RTÉ faces drop in revenue of 25-35% amid Covid-19

Abbey Theatre warns of ‘full-blown crisis’ facing Irish theatre sector

RTE director general Dee Forbes said income from licence fees had sharply declined, and funding from commercial sources had also been hit. Photograph: Niall Carson/PA Wire

RTE director general Dee Forbes said income from licence fees had sharply declined, and funding from commercial sources had also been hit. Photograph: Niall Carson/PA Wire

Your Web Browser may be out of date. If you are using Internet Explorer 9, 10 or 11 our Audio player will not work properly.
For a better experience use Google Chrome, Firefox or Microsoft Edge.

 

RTÉ is facing a drop in revenue of 25-35 per cent this year, according to a submission to the Oireachtas committee on Covid-19.
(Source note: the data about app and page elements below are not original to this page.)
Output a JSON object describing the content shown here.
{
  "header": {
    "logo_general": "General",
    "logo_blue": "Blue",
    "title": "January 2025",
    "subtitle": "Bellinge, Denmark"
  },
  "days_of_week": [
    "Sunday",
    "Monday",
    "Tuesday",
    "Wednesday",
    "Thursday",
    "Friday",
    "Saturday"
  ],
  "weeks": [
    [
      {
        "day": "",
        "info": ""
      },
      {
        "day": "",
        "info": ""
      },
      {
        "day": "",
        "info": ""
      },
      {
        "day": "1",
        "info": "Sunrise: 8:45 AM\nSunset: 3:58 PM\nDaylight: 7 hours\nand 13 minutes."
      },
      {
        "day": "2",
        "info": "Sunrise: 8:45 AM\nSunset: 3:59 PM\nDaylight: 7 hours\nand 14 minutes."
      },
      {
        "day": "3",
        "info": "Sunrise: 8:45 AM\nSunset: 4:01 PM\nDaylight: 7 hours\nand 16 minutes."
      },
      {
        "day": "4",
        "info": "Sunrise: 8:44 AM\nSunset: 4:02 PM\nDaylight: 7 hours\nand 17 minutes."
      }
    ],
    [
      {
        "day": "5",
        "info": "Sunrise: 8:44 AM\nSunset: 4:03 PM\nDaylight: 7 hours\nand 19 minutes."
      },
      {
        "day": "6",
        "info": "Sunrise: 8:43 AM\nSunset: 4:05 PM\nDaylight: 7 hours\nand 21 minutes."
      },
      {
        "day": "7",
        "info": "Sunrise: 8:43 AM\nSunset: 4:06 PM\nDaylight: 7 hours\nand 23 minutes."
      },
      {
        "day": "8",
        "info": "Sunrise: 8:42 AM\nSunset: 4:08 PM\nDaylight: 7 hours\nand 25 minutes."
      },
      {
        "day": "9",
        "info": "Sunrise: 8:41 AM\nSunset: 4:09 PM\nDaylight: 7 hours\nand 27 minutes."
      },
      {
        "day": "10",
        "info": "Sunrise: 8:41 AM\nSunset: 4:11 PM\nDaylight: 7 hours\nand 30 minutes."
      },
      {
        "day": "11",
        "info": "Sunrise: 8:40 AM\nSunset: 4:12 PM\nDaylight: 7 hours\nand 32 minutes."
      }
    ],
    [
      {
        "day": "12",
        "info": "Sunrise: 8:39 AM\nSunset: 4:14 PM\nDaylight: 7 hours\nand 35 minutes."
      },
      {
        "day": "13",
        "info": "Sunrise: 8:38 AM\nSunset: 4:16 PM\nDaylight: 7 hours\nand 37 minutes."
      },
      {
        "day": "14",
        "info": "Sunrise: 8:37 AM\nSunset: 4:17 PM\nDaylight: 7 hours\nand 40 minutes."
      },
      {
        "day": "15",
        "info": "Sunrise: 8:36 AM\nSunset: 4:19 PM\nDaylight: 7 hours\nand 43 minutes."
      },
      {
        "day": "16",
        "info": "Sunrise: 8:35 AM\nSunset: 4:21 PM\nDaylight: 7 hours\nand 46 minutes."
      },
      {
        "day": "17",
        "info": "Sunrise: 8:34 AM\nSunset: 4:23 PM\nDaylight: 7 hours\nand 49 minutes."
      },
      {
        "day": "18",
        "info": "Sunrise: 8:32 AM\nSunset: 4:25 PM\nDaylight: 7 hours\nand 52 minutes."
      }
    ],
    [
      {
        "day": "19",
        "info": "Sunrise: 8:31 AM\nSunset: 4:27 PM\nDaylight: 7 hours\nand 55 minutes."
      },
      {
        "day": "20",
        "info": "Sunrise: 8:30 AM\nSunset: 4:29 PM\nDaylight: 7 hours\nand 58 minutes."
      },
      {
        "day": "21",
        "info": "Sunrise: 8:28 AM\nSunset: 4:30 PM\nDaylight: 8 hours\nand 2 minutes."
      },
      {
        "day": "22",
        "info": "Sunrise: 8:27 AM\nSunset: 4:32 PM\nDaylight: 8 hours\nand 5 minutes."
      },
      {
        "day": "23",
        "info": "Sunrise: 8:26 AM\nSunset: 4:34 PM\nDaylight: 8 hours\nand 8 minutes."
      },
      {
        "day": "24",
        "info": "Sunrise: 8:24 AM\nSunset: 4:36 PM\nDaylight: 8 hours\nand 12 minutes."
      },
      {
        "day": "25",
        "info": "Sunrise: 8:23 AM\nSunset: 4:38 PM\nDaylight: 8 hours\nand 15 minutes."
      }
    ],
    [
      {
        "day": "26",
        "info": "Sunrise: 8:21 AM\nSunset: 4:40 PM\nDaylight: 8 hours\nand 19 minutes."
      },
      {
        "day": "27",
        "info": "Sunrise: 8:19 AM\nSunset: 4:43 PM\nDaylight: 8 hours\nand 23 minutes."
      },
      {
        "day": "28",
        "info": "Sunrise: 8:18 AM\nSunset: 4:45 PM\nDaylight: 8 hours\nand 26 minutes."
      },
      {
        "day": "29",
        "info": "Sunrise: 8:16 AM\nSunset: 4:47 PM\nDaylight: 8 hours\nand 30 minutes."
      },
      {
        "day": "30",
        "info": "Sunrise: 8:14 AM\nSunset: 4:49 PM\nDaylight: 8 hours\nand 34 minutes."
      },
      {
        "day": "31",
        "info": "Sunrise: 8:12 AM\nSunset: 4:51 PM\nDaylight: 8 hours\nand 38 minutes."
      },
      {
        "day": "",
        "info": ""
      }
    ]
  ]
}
The submission was one of a number to be considered by the committee on Tuesday, in which a range of sectors urge the Government to provide continuing or increased financial support.

RTÉ director general Dee Forbes said income from licence fees had sharply declined, and funding from commercial sources had also been hit.

“Since the crisis began there has been a sharp reduction in advertising spend, particularly on television, and the outlook for the remainder of the year is very unclear.”

Licence fee sales have also fallen sharply. “Given that national evasion levels were already at almost 13 per cent, prior to the Covid emergency, this current situation has intensified an existing problem.”

Last November, before the Covid-19 pandemic, RTÉ said it was seeking to reduce its workforce by 200, and reduce projected costs by €60 million over three years.

Tony Hanway, chief executive of Virgin Media Ireland, said in a submission that in recent months government departments had “directly funded content production which has supported RTÉ without any open market competition taking place or any consultation with Virgin Media Television”.

The Abbey Theatre told the committee that Covid-19 had “unleashed a full-blown crisis and the Irish theatre sector is desperately struggling in the midst of this”.

Have you been to a hairdresser, restaurant, crèche, museum? Tell us about it

“We now forecast a 30 per cent reduction in our total income for 2020 and while Government income is maintained, our earned income will fall by 67 per cent.”

‘On its knees’

A group representing the live entertainment sector said that as a result of Covid 19, it was now “on its knees”.

The Irish Event Industry said the current situation was “absolutely devastating” and the sector was facing “a prolonged hibernation period”.

The National Campaign for the Arts called for the Pandemic Unemployment Payment for freelance artists and arts workers be extended until arts and cultural events resume to normal levels.

Aoife, an organisation that represents not-for-profit organisers of festivals and other events, said up to 35 per cent may never resume because of the Covid-19 crisis.

Unless measures such as the Covid and wage support schemes are maintained until the sector is back on its feet, there will, by next year, be “no performers, musicians, artistes, theatre companies, sound crews, production companies”, and supplier companies around to support larger events.

A submission on behalf of the small and medium-sized business sector said SMEs were “dying” and need a bailout of €15 billion.

The submission was made by John Moran, the former secretary general of the Department of Finance who is now chairman of SME Recovery Ireland.

“We cannot wait and hang around. Perfection is the enemy of survival. Firms are dying already,” he said.

The Irish Hotels’ Federation said 180,000 of the jobs supported by the sector were at risk and called on the Government to continue the wage subsidy scheme and extend it to seasonal employees.

The Vintners’ Federation of Ireland said the pub sector needed Government support.

It proposed that the Government’s wage subsidy scheme remain in place until the social distancing restrictions are lifted and the scheme be amended to cover seasonal workers who were not on the books in February.

The Restaurants Association of Ireland said that failing to adequately support the sector would result in greater costs to the economy. If 100,000 workers were to remain unemployed for a year, it would cost the exchequer €2 billion in social protection payments alone.